§ Your goal
Copy every record that appears below, exactly as it stands.

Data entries
Content starts
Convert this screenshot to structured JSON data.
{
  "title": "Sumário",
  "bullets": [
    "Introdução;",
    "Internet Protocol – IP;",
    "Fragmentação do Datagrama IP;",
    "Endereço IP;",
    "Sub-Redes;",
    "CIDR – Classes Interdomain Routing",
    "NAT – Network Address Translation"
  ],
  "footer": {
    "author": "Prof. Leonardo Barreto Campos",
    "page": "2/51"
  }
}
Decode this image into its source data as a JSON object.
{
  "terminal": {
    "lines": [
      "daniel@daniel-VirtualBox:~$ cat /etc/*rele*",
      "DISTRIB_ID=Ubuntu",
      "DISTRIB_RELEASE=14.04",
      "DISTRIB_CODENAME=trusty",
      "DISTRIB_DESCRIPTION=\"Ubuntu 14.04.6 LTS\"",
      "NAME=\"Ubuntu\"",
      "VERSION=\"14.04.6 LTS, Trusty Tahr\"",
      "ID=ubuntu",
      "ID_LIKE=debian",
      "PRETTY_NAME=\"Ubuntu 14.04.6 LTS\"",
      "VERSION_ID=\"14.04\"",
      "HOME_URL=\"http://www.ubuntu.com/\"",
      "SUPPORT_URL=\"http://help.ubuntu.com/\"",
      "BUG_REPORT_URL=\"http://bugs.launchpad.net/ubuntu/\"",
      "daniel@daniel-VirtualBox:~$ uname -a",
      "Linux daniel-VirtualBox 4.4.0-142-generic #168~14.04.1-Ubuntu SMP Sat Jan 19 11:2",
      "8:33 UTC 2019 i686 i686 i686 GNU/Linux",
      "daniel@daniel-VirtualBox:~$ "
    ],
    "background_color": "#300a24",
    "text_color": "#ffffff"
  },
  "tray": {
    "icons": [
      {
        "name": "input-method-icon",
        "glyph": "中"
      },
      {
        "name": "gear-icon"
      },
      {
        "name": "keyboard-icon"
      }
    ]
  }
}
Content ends
§ Answer to this task
Convert this screenshot to structured JSON data.
{
  "title": "Sumário",
  "bullets": [
    "Introdução;",
    "Internet Protocol – IP;",
    "Fragmentação do Datagrama IP;",
    "Endereço IP;",
    "Sub-Redes;",
    "CIDR – Classes Interdomain Routing",
    "NAT – Network Address Translation"
  ],
  "footer": {
    "author": "Prof. Leonardo Barreto Campos",
    "page": "2/51"
  }
}
Decode this image into its source data as a JSON object.
{
  "terminal": {
    "lines": [
      "daniel@daniel-VirtualBox:~$ cat /etc/*rele*",
      "DISTRIB_ID=Ubuntu",
      "DISTRIB_RELEASE=14.04",
      "DISTRIB_CODENAME=trusty",
      "DISTRIB_DESCRIPTION=\"Ubuntu 14.04.6 LTS\"",
      "NAME=\"Ubuntu\"",
      "VERSION=\"14.04.6 LTS, Trusty Tahr\"",
      "ID=ubuntu",
      "ID_LIKE=debian",
      "PRETTY_NAME=\"Ubuntu 14.04.6 LTS\"",
      "VERSION_ID=\"14.04\"",
      "HOME_URL=\"http://www.ubuntu.com/\"",
      "SUPPORT_URL=\"http://help.ubuntu.com/\"",
      "BUG_REPORT_URL=\"http://bugs.launchpad.net/ubuntu/\"",
      "daniel@daniel-VirtualBox:~$ uname -a",
      "Linux daniel-VirtualBox 4.4.0-142-generic #168~14.04.1-Ubuntu SMP Sat Jan 19 11:2",
      "8:33 UTC 2019 i686 i686 i686 GNU/Linux",
      "daniel@daniel-VirtualBox:~$ "
    ],
    "background_color": "#300a24",
    "text_color": "#ffffff"
  },
  "tray": {
    "icons": [
      {
        "name": "input-method-icon",
        "glyph": "中"
      },
      {
        "name": "gear-icon"
      },
      {
        "name": "keyboard-icon"
      }
    ]
  }
}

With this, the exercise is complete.